Saturday, June 30, 2007

Real GDP vs. Real Disposable Income

Robert Hall, Stanford University economist:

"Our command over resources in the world is measured by our real income, not real GDP. Improved terms of trade--cheaper imports--raises our real income even if it does not affect productivity or output. The goal of economic policy should be to maximize the present value of real income. It's just as important to give US consumers access to cheap foreign goods as it is to make real GDP bigger."

Business Week blogger Michael Mandel:

"Now, this is a fascinating alternative perspective, since it seems to imply that real income growth should be the headline number for economic policy, and not real GDP growth."
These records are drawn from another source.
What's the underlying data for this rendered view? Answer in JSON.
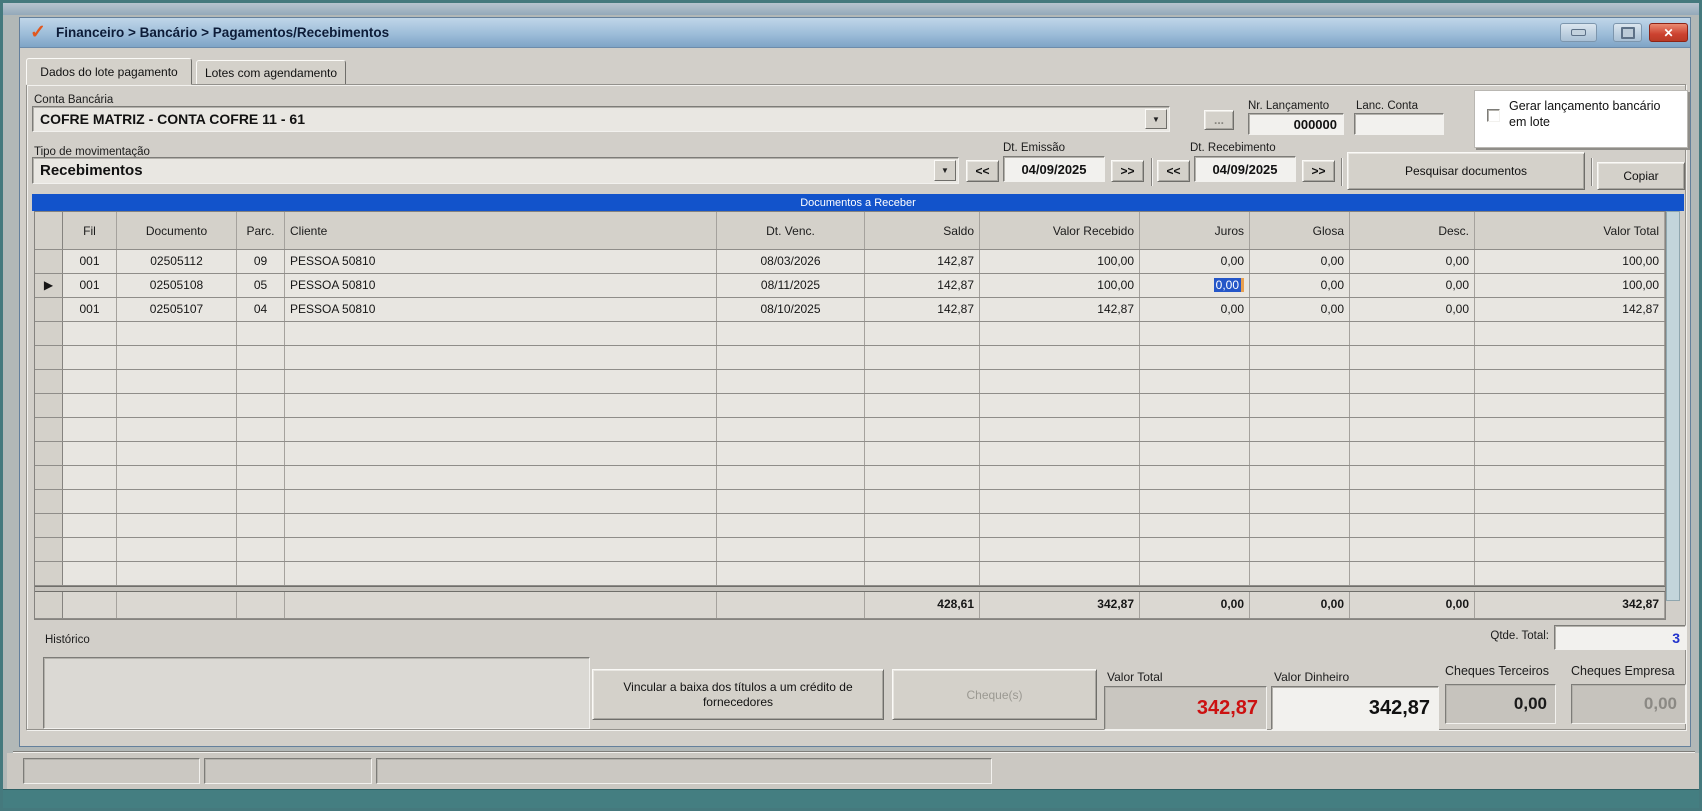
{
  "window": {
    "title": "Financeiro > Bancário > Pagamentos/Recebimentos"
  },
  "icons": {
    "app": "✓",
    "close": "✕",
    "dropdown": "▼",
    "row_selector": "▶"
  },
  "tabs": [
    {
      "label": "Dados do lote pagamento",
      "active": true
    },
    {
      "label": "Lotes com agendamento",
      "active": false
    }
  ],
  "form": {
    "conta_bancaria": {
      "label": "Conta Bancária",
      "value": "COFRE MATRIZ - CONTA COFRE 11 - 61"
    },
    "browse_label": "...",
    "nr_lancamento": {
      "label": "Nr. Lançamento",
      "value": "000000"
    },
    "lanc_conta": {
      "label": "Lanc. Conta",
      "value": ""
    },
    "gerar_lote": {
      "label": "Gerar lançamento bancário em lote",
      "checked": false
    },
    "tipo_movimentacao": {
      "label": "Tipo de movimentação",
      "value": "Recebimentos"
    },
    "nav_prev": "<<",
    "nav_next": ">>",
    "dt_emissao": {
      "label": "Dt. Emissão",
      "value": "04/09/2025"
    },
    "dt_recebimento": {
      "label": "Dt. Recebimento",
      "value": "04/09/2025"
    },
    "pesquisar_label": "Pesquisar documentos",
    "copiar_label": "Copiar"
  },
  "grid": {
    "banner": "Documentos a Receber",
    "columns": [
      "Fil",
      "Documento",
      "Parc.",
      "Cliente",
      "Dt. Venc.",
      "Saldo",
      "Valor Recebido",
      "Juros",
      "Glosa",
      "Desc.",
      "Valor Total"
    ],
    "rows": [
      {
        "fil": "001",
        "documento": "02505112",
        "parc": "09",
        "cliente": "PESSOA 50810",
        "dt_venc": "08/03/2026",
        "saldo": "142,87",
        "valor_recebido": "100,00",
        "juros": "0,00",
        "glosa": "0,00",
        "desc": "0,00",
        "valor_total": "100,00",
        "selected": false
      },
      {
        "fil": "001",
        "documento": "02505108",
        "parc": "05",
        "cliente": "PESSOA 50810",
        "dt_venc": "08/11/2025",
        "saldo": "142,87",
        "valor_recebido": "100,00",
        "juros": "0,00",
        "glosa": "0,00",
        "desc": "0,00",
        "valor_total": "100,00",
        "selected": true,
        "selected_cell": "juros"
      },
      {
        "fil": "001",
        "documento": "02505107",
        "parc": "04",
        "cliente": "PESSOA 50810",
        "dt_venc": "08/10/2025",
        "saldo": "142,87",
        "valor_recebido": "142,87",
        "juros": "0,00",
        "glosa": "0,00",
        "desc": "0,00",
        "valor_total": "142,87",
        "selected": false
      }
    ],
    "empty_row_count": 11,
    "totals": {
      "saldo": "428,61",
      "valor_recebido": "342,87",
      "juros": "0,00",
      "glosa": "0,00",
      "desc": "0,00",
      "valor_total": "342,87"
    }
  },
  "footer": {
    "historico": {
      "label": "Histórico",
      "value": ""
    },
    "qtde_total": {
      "label": "Qtde. Total:",
      "value": "3"
    },
    "vincular_label": "Vincular a baixa dos títulos a um crédito de fornecedores",
    "cheques_label": "Cheque(s)",
    "valor_total": {
      "label": "Valor Total",
      "value": "342,87"
    },
    "valor_dinheiro": {
      "label": "Valor Dinheiro",
      "value": "342,87"
    },
    "cheques_terceiros": {
      "label": "Cheques Terceiros",
      "value": "0,00"
    },
    "cheques_empresa": {
      "label": "Cheques Empresa",
      "value": "0,00"
    }
  },
  "colors": {
    "banner_blue": "#1253cb",
    "selection_blue": "#2456c8",
    "value_red": "#cc1111",
    "qtde_blue": "#2233cc",
    "frame_teal": "#447e81",
    "title_gradient_top": "#c0d6e9",
    "title_gradient_bottom": "#7fa4c6"
  }
}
The graphs above show: a) real GDP growth, which was only 0.70% in the first quarter of 2007, and was 2-2.5% in the last three quarters of 2006, and b) the annualized growth rate of monthly real disposable income over the same period, which has grown at above 4% for the last two quarters. Over the last 10 quarters, real GDP growth has averaged 2.9% compared to 3.4% for real disposable income, or at a half percent higher rate.

Bottom Line: According to real disposable income, the U.S. economy is doing quite well and is growing at a healthy 4% rate this year, but that economic health and vitality is apparently not being captured by real GDP growth, which measures production. We should pay more attention to real income growth, and less attention to real GDP growth.